Spending lags despite tax cut
Fails to bolster economy in Jan.
WASHINGTON — A Social Security tax cut that economists say should help the economy this year is off to a slow start. Consumers increased their spending last month at the weakest pace since June, even with the extra money in their paychecks.
Some people may be using the additional money to pay holiday credit card bills or higher gas prices, analysts said. And harsh weather may have deterred some people from shopping in January.
Personal finance specialists say the real test of the tax cut’s impact will come this spring, with Easter holiday sales.
Still, consumers increased spending by only 0.2 percent in January, the smallest gain since June, the Commerce Department said yesterday. At the same time, their incomes rose 1 percent — the biggest jump in nearly two years and a reflection of the cut.
Economists say workers will receive an additional $110 billion this year from the cut in their Social Security taxes.
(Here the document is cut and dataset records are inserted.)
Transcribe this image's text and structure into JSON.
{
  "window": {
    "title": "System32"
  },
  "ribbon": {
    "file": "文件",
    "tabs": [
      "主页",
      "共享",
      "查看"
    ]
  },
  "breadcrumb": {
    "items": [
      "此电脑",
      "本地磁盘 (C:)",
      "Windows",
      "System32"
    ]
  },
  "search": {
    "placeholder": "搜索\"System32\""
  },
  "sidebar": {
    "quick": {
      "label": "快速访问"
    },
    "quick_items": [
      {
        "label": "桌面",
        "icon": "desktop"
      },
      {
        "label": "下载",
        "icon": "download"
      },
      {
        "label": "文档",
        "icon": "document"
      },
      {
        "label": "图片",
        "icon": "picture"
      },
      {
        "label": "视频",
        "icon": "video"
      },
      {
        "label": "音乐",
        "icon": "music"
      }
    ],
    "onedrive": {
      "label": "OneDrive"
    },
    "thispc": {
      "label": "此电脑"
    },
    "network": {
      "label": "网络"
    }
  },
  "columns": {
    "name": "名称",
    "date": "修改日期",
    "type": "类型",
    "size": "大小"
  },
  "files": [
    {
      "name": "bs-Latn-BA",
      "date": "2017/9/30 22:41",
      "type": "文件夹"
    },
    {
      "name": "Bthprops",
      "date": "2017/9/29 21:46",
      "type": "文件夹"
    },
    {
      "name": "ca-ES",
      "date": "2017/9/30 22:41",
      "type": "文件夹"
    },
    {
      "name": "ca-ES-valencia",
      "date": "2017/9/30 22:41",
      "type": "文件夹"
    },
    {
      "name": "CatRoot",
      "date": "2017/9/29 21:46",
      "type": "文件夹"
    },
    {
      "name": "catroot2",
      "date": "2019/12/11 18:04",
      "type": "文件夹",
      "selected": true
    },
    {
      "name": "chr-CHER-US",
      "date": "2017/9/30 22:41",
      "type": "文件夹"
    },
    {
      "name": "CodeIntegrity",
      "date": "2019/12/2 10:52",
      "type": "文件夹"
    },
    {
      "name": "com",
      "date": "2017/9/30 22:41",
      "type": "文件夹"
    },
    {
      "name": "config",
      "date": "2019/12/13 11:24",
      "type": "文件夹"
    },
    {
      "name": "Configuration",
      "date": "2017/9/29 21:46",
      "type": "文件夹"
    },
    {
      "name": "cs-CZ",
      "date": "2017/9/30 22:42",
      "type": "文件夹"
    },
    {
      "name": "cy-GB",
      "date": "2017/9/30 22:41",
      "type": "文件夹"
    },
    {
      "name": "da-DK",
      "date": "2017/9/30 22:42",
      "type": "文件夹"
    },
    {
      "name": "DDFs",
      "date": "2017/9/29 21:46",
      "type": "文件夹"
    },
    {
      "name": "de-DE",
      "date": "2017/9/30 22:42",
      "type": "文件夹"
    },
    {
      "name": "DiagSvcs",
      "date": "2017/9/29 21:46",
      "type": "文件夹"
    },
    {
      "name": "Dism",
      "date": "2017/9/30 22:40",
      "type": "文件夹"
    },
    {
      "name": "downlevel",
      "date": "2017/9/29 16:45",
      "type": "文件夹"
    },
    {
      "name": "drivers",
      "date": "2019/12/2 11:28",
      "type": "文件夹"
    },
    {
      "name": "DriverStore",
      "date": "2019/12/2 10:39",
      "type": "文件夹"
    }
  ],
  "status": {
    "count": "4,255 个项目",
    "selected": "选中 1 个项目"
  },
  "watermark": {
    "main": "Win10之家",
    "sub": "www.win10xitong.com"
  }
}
Most families will see about $1,000 to $2,000 in extra income. Households with two high-income earners could receive up to $4,000 more.
In December, when President Obama signed the cut as part of a broader tax package, economists predicted Americans would spend about two-thirds of the extra money and save one-third.
Economists said the extra spending would help boost growth and could lead businesses to hire more. Still, all that was before tensions in the Middle East sent oil prices soaring. And a surge in global commodity prices is now expected to push US food prices up slightly this year, too.
Many analysts say such inflation could siphon off most of the benefit of the tax cut. Yesterday, several scaled back expectations for growth after seeing January’s disappointing report.
“It doesn’t look like the economy is going to get any strong net boost from the Social Security tax cut,’’ said Paul Dales, senior economist at Capital Economics. “It will just go to pay higher prices on food and energy.’’
Consumer spending was growing at the fastest pace in four years in the final three months of 2010, helping to support the overall economy. The weak showing in January raised questions about how strong consumer spending, which accounts for 70 percent of economic activity, will be this year.
The modest 0.2 percent rise in spending was even weaker when inflation was taken into account. After adjusting for price changes — particularly a steep rise in energy costs — spending actually dipped 0.1 percent in January. That was the poorest showing since September 2009.
“I think the next big event we need to watch for is Easter sales,’’ said Arun Jain, professor of marketing research at the University at Buffalo School of Management.
“That will reflect what they want to buy for spring. That to me will tell us how confident they are.’’
An early sign of that would be an increase in clothing sales at discount department stores such as Sears, J.C. Penney, and Target, Jain said.
“When people get these types of paycheck boosts from the government, typically the first area people will spend on is essentials for the family,’’ Jain said.